Jim planned two not-so-major tasks for yesterday afternoon, having already lined up almost everything else. He only wanted to refill the fresh water tank we drained last night and adjust the Airstream’s four drum brakes. Neither job is complicated and neither takes much time, maybe an hour total for both.
We’ve been clicking along really well this week, marking things off our list each day and feeling pretty good about everything. Wednesday Jim thought he should run the little Yamaha 1kw generator an hour or so just to keep it happy. Unhappily, it wouldn’t start. Seems Jim has fallen down on monthly test runs on the poor little genset and the gas just went bad.

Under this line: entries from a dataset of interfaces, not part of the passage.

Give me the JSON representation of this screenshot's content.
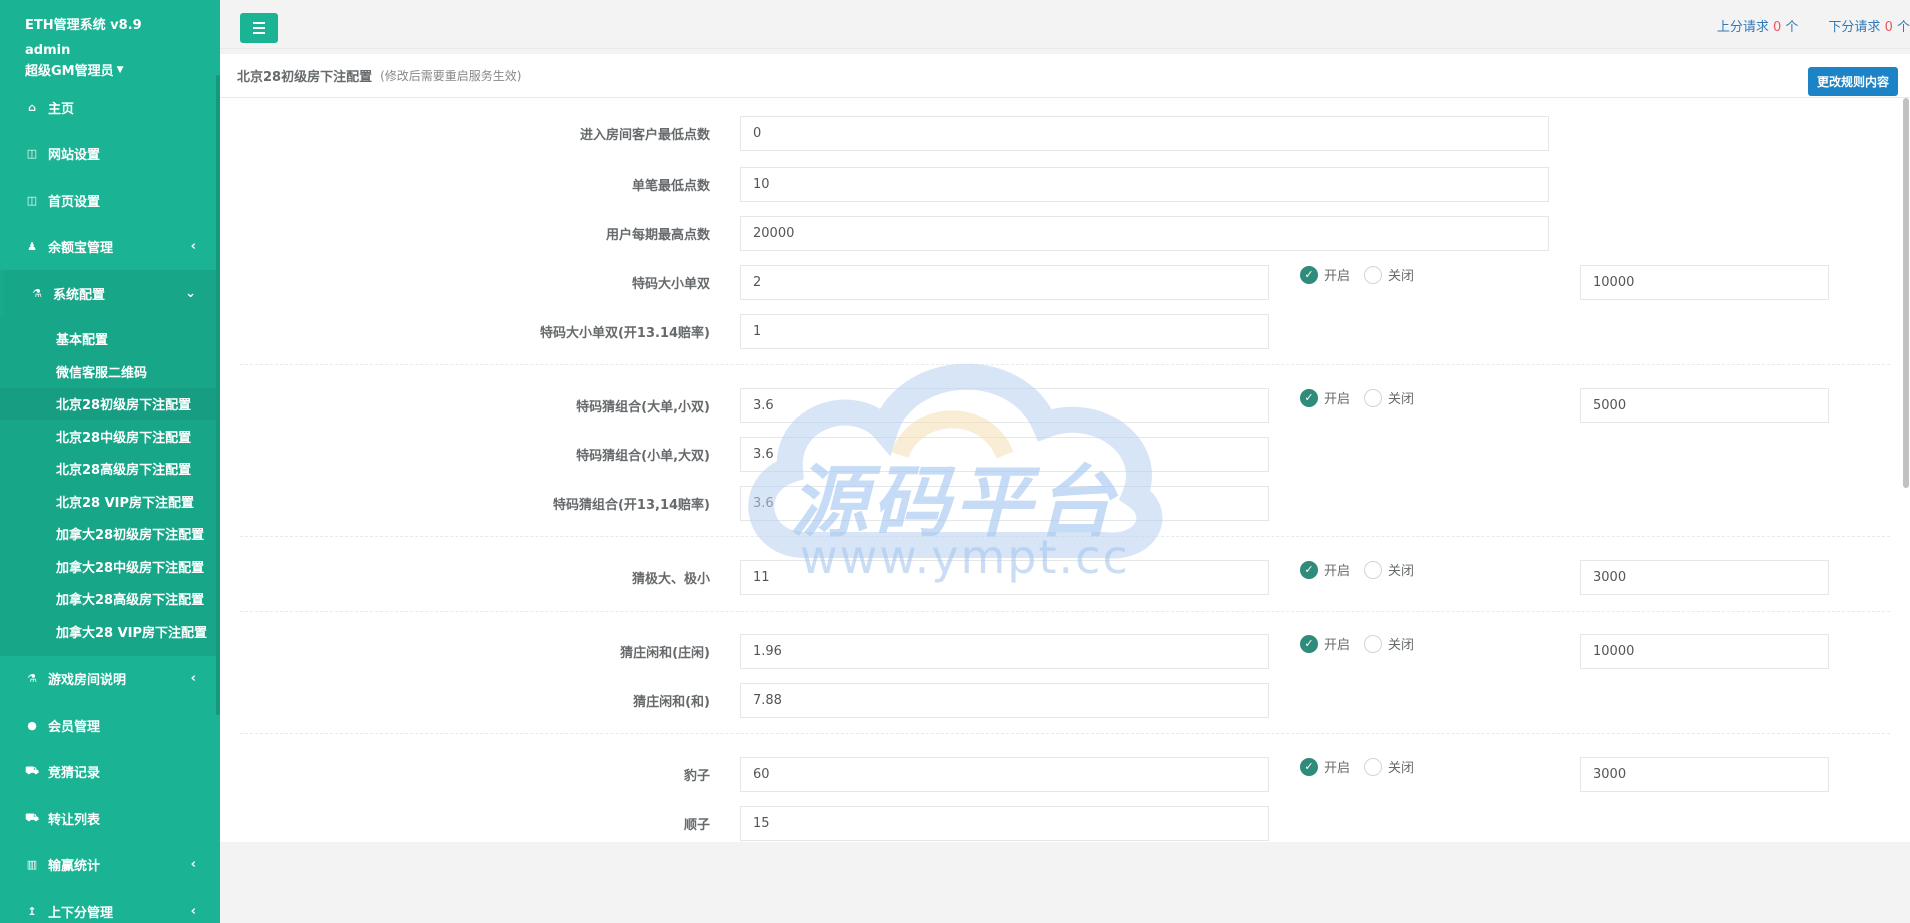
{
  "brand": {
    "title": "ETH管理系统 v8.9",
    "user": "admin",
    "role": "超级GM管理员"
  },
  "nav": [
    {
      "label": "主页",
      "icon": "home-icon"
    },
    {
      "label": "网站设置",
      "icon": "columns-icon"
    },
    {
      "label": "首页设置",
      "icon": "columns-icon"
    },
    {
      "label": "余额宝管理",
      "icon": "wallet-icon",
      "arrow": "‹"
    },
    {
      "label": "系统配置",
      "icon": "flask-icon",
      "arrow": "⌄"
    },
    {
      "label": "游戏房间说明",
      "icon": "flask-icon",
      "arrow": "‹"
    },
    {
      "label": "会员管理",
      "icon": "user-icon"
    },
    {
      "label": "竞猜记录",
      "icon": "car-icon"
    },
    {
      "label": "转让列表",
      "icon": "car-icon"
    },
    {
      "label": "输赢统计",
      "icon": "bar-chart-icon",
      "arrow": "‹"
    },
    {
      "label": "上下分管理",
      "icon": "level-up-icon",
      "arrow": "‹"
    }
  ],
  "subnav": [
    "基本配置",
    "微信客服二维码",
    "北京28初级房下注配置",
    "北京28中级房下注配置",
    "北京28高级房下注配置",
    "北京28 VIP房下注配置",
    "加拿大28初级房下注配置",
    "加拿大28中级房下注配置",
    "加拿大28高级房下注配置",
    "加拿大28 VIP房下注配置"
  ],
  "topbar": {
    "up_label": "上分请求",
    "up_count": "0",
    "down_label": "下分请求",
    "down_count": "0",
    "unit": "个"
  },
  "panel": {
    "title": "北京28初级房下注配置",
    "hint": "(修改后需要重启服务生效)",
    "edit_button": "更改规则内容"
  },
  "radio": {
    "on": "开启",
    "off": "关闭"
  },
  "form": {
    "min_points": {
      "label": "进入房间客户最低点数",
      "value": "0"
    },
    "single_min": {
      "label": "单笔最低点数",
      "value": "10"
    },
    "period_max": {
      "label": "用户每期最高点数",
      "value": "20000"
    },
    "tema_dxds": {
      "label": "特码大小单双",
      "value": "2",
      "limit": "10000"
    },
    "tema_dxds_1314": {
      "label": "特码大小单双(开13.14赔率)",
      "value": "1"
    },
    "combo_big": {
      "label": "特码猜组合(大单,小双)",
      "value": "3.6",
      "limit": "5000"
    },
    "combo_small": {
      "label": "特码猜组合(小单,大双)",
      "value": "3.6"
    },
    "combo_1314": {
      "label": "特码猜组合(开13,14赔率)",
      "value": "3.6"
    },
    "extreme": {
      "label": "猜极大、极小",
      "value": "11",
      "limit": "3000"
    },
    "banker_idle": {
      "label": "猜庄闲和(庄闲)",
      "value": "1.96",
      "limit": "10000"
    },
    "banker_tie": {
      "label": "猜庄闲和(和)",
      "value": "7.88"
    },
    "leopard": {
      "label": "豹子",
      "value": "60",
      "limit": "3000"
    },
    "straight": {
      "label": "顺子",
      "value": "15"
    }
  },
  "watermark": {
    "text": "源码平台",
    "url": "www.ympt.cc"
  }
}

Happily there is a new outdoor equipment place only one block away from where we’ve been staying all summer. Time passes so quickly on some things — we had no idea we had been using (mostly carrying around) this generator since 2006. It has worked so well, always starting right away whenever Jim pulls on the cord. And Thursday afternoon Kannapolis Power Equipment gave us the generator with an oil change, a new spark plug, new gasoline, and a cleaned-out carburetor.

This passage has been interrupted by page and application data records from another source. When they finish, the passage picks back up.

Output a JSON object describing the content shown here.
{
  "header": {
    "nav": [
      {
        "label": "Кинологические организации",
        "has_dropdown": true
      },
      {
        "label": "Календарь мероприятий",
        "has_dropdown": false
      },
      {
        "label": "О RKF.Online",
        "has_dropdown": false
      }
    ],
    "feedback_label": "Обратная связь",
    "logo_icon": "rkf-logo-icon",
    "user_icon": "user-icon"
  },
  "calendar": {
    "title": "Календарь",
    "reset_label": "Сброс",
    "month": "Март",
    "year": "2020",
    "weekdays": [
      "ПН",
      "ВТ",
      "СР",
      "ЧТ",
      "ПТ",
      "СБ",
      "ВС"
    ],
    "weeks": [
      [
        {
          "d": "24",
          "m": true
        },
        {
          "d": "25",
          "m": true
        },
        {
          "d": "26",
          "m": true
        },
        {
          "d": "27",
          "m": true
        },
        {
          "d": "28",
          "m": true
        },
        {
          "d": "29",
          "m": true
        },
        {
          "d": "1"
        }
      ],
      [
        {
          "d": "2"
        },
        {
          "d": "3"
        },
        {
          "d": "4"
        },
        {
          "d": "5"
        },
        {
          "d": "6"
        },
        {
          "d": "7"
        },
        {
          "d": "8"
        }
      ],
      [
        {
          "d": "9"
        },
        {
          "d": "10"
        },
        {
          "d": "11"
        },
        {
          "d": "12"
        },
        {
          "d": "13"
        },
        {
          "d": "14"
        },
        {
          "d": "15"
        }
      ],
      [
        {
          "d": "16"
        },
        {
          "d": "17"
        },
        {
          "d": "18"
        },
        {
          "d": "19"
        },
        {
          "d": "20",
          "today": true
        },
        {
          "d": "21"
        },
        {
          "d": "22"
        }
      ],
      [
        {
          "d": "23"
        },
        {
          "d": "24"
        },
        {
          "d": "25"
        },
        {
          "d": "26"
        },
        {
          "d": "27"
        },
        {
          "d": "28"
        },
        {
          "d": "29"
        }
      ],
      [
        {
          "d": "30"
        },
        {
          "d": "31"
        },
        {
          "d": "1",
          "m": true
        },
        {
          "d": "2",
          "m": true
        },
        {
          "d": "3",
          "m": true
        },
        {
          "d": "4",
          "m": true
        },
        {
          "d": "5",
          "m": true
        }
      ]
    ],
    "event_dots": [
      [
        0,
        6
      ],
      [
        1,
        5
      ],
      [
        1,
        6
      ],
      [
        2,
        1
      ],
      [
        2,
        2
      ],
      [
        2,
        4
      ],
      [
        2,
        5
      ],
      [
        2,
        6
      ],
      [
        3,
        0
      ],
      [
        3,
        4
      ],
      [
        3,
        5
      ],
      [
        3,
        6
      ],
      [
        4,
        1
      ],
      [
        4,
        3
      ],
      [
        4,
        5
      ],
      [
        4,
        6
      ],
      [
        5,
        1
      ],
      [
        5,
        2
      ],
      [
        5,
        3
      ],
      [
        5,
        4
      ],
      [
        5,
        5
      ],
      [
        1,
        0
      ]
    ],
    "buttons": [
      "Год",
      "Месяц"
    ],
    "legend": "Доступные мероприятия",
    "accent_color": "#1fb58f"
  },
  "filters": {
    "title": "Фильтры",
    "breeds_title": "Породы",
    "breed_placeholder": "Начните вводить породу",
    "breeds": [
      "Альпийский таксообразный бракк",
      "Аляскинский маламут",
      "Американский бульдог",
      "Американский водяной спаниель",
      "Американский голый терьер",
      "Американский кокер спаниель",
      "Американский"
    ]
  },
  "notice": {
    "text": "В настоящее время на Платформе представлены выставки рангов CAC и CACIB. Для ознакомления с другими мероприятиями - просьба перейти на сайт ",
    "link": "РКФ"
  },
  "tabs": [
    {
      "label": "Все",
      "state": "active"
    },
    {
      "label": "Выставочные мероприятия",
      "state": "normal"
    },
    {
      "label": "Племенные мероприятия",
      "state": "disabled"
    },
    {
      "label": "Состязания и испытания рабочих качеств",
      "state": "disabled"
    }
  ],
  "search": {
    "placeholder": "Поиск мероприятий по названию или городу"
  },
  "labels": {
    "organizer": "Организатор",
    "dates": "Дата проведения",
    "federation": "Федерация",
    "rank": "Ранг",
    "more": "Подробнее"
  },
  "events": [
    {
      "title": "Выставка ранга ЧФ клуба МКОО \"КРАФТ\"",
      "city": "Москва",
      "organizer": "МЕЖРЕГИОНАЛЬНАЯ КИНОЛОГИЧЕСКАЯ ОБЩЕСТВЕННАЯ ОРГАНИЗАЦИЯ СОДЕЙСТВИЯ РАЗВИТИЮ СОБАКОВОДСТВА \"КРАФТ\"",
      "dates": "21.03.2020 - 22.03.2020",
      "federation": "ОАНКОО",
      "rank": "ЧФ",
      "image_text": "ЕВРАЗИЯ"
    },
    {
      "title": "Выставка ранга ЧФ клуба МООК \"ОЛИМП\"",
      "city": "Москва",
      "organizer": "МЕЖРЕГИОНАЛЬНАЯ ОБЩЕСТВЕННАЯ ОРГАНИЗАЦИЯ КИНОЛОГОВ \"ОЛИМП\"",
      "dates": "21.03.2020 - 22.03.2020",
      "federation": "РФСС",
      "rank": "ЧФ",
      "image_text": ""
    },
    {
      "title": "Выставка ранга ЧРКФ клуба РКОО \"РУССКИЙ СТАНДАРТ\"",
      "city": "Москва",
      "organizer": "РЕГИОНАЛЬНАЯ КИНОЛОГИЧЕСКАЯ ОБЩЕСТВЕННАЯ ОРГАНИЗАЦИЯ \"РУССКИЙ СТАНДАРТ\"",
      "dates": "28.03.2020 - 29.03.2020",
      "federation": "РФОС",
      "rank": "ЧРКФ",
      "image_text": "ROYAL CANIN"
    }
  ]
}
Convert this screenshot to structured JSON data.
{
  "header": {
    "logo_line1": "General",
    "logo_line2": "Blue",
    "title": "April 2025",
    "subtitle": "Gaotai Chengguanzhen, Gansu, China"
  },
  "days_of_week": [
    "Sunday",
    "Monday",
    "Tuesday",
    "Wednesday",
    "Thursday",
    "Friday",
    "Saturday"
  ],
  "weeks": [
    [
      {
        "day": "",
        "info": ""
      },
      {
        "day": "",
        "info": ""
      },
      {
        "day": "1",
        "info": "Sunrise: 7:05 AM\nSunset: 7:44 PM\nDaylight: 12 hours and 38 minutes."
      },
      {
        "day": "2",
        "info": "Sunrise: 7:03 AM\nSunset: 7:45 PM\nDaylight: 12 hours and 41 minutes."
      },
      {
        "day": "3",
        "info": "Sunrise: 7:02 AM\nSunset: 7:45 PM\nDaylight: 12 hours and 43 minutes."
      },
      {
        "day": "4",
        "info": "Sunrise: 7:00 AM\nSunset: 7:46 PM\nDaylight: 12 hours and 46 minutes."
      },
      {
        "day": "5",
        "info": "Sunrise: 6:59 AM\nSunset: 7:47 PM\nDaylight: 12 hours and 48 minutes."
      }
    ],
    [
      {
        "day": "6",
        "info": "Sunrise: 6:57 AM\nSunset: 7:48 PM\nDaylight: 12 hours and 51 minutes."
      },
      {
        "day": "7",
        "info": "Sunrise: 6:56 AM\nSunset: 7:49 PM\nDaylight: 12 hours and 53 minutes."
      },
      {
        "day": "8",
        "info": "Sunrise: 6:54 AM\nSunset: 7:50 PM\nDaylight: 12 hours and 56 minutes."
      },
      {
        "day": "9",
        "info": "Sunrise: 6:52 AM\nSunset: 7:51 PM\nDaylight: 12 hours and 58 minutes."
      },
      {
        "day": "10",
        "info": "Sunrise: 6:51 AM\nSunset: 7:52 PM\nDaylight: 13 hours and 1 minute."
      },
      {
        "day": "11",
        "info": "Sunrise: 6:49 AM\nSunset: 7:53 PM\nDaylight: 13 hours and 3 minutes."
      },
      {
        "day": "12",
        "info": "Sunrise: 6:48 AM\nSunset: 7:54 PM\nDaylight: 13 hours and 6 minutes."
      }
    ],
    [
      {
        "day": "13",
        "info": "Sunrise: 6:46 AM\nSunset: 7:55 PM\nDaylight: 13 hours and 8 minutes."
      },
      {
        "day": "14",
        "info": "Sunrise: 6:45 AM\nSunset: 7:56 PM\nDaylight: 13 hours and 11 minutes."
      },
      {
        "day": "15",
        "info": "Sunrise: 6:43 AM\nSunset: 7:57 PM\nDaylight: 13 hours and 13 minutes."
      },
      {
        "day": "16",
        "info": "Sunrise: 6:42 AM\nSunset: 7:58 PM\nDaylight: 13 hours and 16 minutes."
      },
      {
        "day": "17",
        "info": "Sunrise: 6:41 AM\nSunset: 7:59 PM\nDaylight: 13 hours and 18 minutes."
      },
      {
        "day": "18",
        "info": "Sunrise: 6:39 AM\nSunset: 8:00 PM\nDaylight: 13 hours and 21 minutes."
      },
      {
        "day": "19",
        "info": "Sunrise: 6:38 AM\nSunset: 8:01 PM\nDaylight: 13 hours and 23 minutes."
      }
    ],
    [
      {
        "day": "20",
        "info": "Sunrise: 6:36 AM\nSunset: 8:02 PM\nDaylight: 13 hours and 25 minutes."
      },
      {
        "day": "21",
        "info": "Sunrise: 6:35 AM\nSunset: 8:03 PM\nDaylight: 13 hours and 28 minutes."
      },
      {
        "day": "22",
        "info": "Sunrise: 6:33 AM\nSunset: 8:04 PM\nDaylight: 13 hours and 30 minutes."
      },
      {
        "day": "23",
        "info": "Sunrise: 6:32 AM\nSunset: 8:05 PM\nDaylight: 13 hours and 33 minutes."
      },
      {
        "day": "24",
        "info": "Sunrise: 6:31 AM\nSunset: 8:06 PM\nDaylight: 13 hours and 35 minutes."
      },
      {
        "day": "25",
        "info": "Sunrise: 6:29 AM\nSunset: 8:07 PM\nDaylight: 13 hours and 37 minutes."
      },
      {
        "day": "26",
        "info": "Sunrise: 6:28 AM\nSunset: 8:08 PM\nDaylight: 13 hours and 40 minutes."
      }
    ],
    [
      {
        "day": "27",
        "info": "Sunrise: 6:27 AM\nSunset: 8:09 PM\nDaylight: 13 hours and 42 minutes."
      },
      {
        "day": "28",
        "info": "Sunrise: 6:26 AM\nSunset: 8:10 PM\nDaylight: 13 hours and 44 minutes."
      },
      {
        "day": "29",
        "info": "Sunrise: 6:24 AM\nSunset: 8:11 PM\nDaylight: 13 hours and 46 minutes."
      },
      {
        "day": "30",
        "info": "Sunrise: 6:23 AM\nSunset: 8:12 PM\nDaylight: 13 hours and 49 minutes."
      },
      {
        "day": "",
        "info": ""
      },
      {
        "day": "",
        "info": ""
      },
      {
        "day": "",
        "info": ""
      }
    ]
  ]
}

But back to the breaks. I mean, the brakes. Jim adjusted the two street-side brakes and started on the curb-side rear wheel brake when he saw he needed to reattach the water heater’s propane gas line under the trailer and replace a missing rivet in the belly pan nearby. He completed these and adjusted the brake without incident.

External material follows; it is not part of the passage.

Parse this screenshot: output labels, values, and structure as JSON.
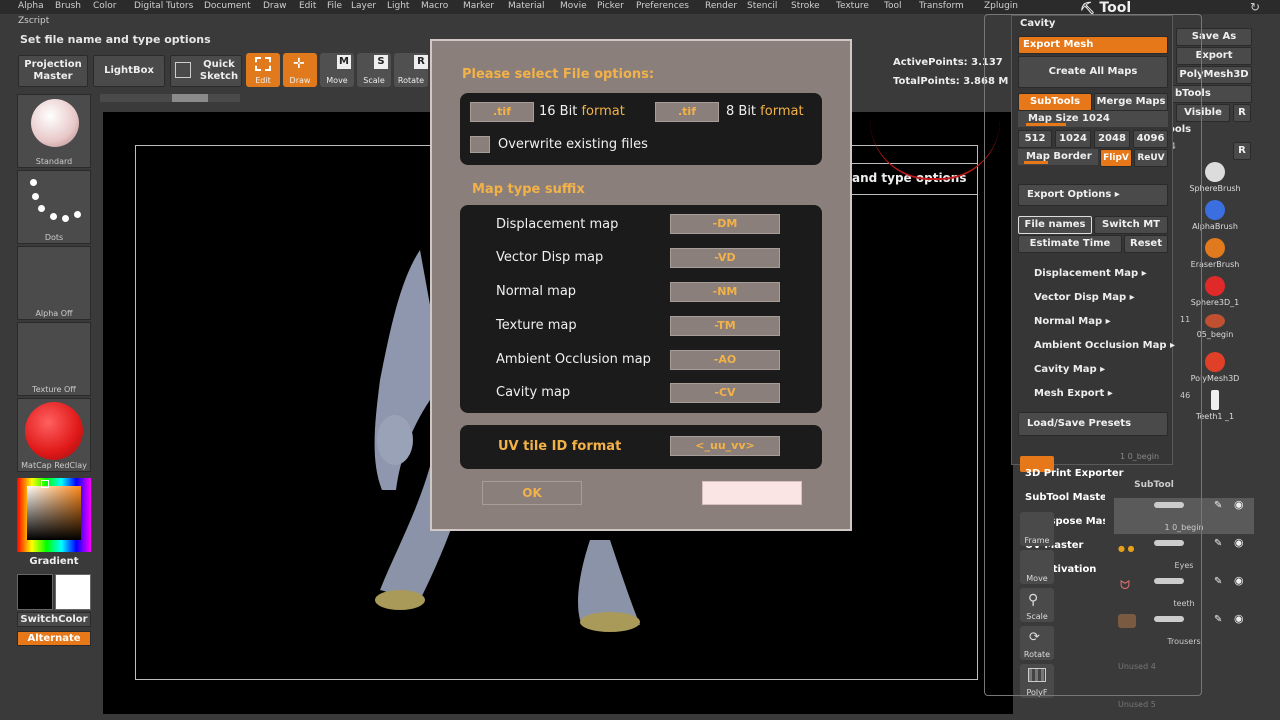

When he prepared to adjust the front curb-side wheel’s brake he noticed the shock absorber was missing the washer and nut at the top mount. Jim tried to reach over or around the tire and just couldn’t get access to the mounting with the tire in the way. But also cannot remove the wheel while it’s in the air because cannot break the lug nuts loose on a spinning wheel.
Jim lowered the trailer to the ground, loosened the lug nuts, raised the trailer, and removed the wheel. He used a thick washer and a nut from his junk box to refasten the shock to the mount and realized he would need to check all three other wheels for the shock absorber mounting. Guess what he found?
The other curb-side wheel’s shock also was missing the washer and nut at the top mount, although the two street-side wheel’s shocks were fully attached. Again with the loosening of lugnuts, removing the rear curb-side wheel, installing another washer and nut while again busting knuckles in the tight clearance of the wheel well.
We don’t know when these shock absorber mounting nuts came loose or why. Jim used Loctite threadlocker blue on these two repairs so they will hopefully be good until time to replace shocks.
And we’ve added another inspection point on our trailer’s annual brake inspection and bearing lube job — check shock absorber mounts, top and bottom. We might encounter no surprises when we only want to adjust the Airstream’s brakes, eh?
Jim and Debbie